Staff Sgt. Jeffrey Smith, an aircraft maintenance ground support Marine based in Okinawa, Japan, has launched a petition on Whitehouse.gov asking that the military find another way to measure the body fat of Marines who exceed weight standards for their height (Colin Kelly / Staff)
After years of frustration with a military body-fat measuring system that experts have said is inaccurate, one active-duty Marine is petitioning the White House to force a change.
Staff Sgt. Jeffrey Smith, an aircraft maintenance ground support Marine based in Okinawa, Japan, has launched a petition on Whitehouse.gov asking that the military find another way to measure the body fat of Marines who exceed weight standards for their height. The tape test involves determining the circumference of a service member’s waist and neck with a tape measure, then using the ratio to determine body fat percentage.
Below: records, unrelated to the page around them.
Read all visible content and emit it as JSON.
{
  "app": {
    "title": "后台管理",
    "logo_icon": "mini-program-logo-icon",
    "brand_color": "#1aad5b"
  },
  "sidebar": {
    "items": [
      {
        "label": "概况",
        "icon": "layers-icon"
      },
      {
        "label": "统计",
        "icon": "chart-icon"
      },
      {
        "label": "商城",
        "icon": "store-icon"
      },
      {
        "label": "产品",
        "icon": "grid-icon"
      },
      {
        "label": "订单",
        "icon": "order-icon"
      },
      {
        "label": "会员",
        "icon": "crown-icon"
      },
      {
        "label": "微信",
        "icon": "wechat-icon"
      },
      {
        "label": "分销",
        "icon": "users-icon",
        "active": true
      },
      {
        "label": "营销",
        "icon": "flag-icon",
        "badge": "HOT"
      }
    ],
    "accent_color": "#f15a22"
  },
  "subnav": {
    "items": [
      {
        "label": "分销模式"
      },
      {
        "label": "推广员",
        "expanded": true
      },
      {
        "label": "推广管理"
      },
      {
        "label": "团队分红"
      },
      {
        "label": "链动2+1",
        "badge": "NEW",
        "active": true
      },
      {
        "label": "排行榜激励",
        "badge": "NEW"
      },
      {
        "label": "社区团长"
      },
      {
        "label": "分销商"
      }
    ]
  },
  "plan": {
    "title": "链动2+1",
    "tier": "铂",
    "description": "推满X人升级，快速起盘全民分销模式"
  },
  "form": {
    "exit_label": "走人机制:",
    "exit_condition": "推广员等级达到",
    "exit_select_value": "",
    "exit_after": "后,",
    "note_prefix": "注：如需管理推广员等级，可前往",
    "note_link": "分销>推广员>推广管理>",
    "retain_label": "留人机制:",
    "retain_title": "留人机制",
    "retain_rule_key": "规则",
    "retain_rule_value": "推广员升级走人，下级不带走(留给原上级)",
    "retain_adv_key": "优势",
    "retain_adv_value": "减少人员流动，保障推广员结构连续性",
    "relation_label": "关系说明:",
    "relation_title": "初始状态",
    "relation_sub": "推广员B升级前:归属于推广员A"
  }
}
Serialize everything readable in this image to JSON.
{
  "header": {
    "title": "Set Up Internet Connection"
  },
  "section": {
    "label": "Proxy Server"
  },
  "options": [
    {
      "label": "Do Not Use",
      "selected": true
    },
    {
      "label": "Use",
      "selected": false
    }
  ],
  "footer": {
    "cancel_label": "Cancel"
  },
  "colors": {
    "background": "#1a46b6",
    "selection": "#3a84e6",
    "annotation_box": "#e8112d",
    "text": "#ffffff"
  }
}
In May, the Military Times publications published a story citing experts who compared the tape test body fat measurements for 10 service members to measurements taken with a hydrostatic dunk tank, considered among the gold standards for measuring body fat. The difference between the measurements ranged from nearly 12 percent to a staggering 66 percent, and in most cases the dunk tank yielded a lower result.
“We continue to process out good military service members based on extremely inaccurate data,” Smith wrote in the online petition. “There are other ways to test for body fat that are more accurate.”
The petition has earned slow but steady interest, with more than 370 signatures in just more than a week. Smith, a marathon runner who, at 5’11” and 211 pounds, has frequently struggled to meet tape test requirements, said he hopes to catch the eye of military leaders who have not been responsive to allegations that the tape test is ending the careers of good Marines.
“How many professionals are going to say something before someone says, ‘Hey, let’s revisit this,’ ” Smith said.
He said he has also reached out to experts directly for their help in pushing for a new system and is working to build support for the petition among Marine colleagues. The petition must receive 100,000 signatures by July 9 to receive an official response from the White House.